Actually it’s not so much the case of a bubble bursting, rather more like a slow puncture in a car tyre. Digital domination of the ad market (the primary source of revenue for Facebook and Google) may be reaching saturation and there are new, formidable competitors on the block, primarily big retail websites like Walmart’s, busily replicating Amazon’s online ad success.
Then there’s a future with the prospect of more and more legal challenges (over privacy and market dominance) and consequent fines. It’s not that they can’t pay the fines but eventually such an embattled life takes its toll – work isn’t so much fun any more with lawyers crawling over everything. And, of course, most Big Tech workforces are being “re-engineered,” that is, reduced.
Apple’s issues are rather different: its business model depends depends on selling ever-fancier gadgets at ever-higher prices and there comes a point at which consumers say we don’t actually need this new one. All such devices have built-on obsolescence (your software won’t work any more) but sales can still slow.
In a way Big Tech is now facing the same problems old tech business have faced for generations but it’s a new experience for them as they had seemed to defy gravity.
In terms of adland it could actually be good news for media agencies big and small. In recent years they’ve become Big Tech service industries, helping clients navigate the often bemusing and, sometimes, capricious nature of the California giants. But always trying hard not to annoy the aforementioned giants.

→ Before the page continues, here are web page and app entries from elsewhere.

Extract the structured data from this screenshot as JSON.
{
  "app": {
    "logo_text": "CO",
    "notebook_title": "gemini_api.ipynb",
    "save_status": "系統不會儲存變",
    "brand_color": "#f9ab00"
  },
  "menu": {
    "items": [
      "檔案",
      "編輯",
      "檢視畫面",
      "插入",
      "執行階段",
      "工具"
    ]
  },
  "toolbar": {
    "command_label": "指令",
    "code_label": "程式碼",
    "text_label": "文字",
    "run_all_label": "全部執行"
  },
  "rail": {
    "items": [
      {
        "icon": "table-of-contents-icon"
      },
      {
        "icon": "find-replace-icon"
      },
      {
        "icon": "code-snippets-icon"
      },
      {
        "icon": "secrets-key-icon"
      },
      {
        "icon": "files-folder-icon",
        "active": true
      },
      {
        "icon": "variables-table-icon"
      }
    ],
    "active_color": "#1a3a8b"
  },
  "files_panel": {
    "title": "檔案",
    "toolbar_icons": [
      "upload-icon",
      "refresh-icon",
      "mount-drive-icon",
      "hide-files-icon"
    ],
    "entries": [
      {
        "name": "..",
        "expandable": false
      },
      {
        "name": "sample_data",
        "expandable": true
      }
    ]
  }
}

Now, as cookies come to an end (we hope) there may actually be some real alternatives for media agencies to get their teeth into, assuming they’re not too wedded to their existing comfort zone. Clients should challenge them to show what they’re made of.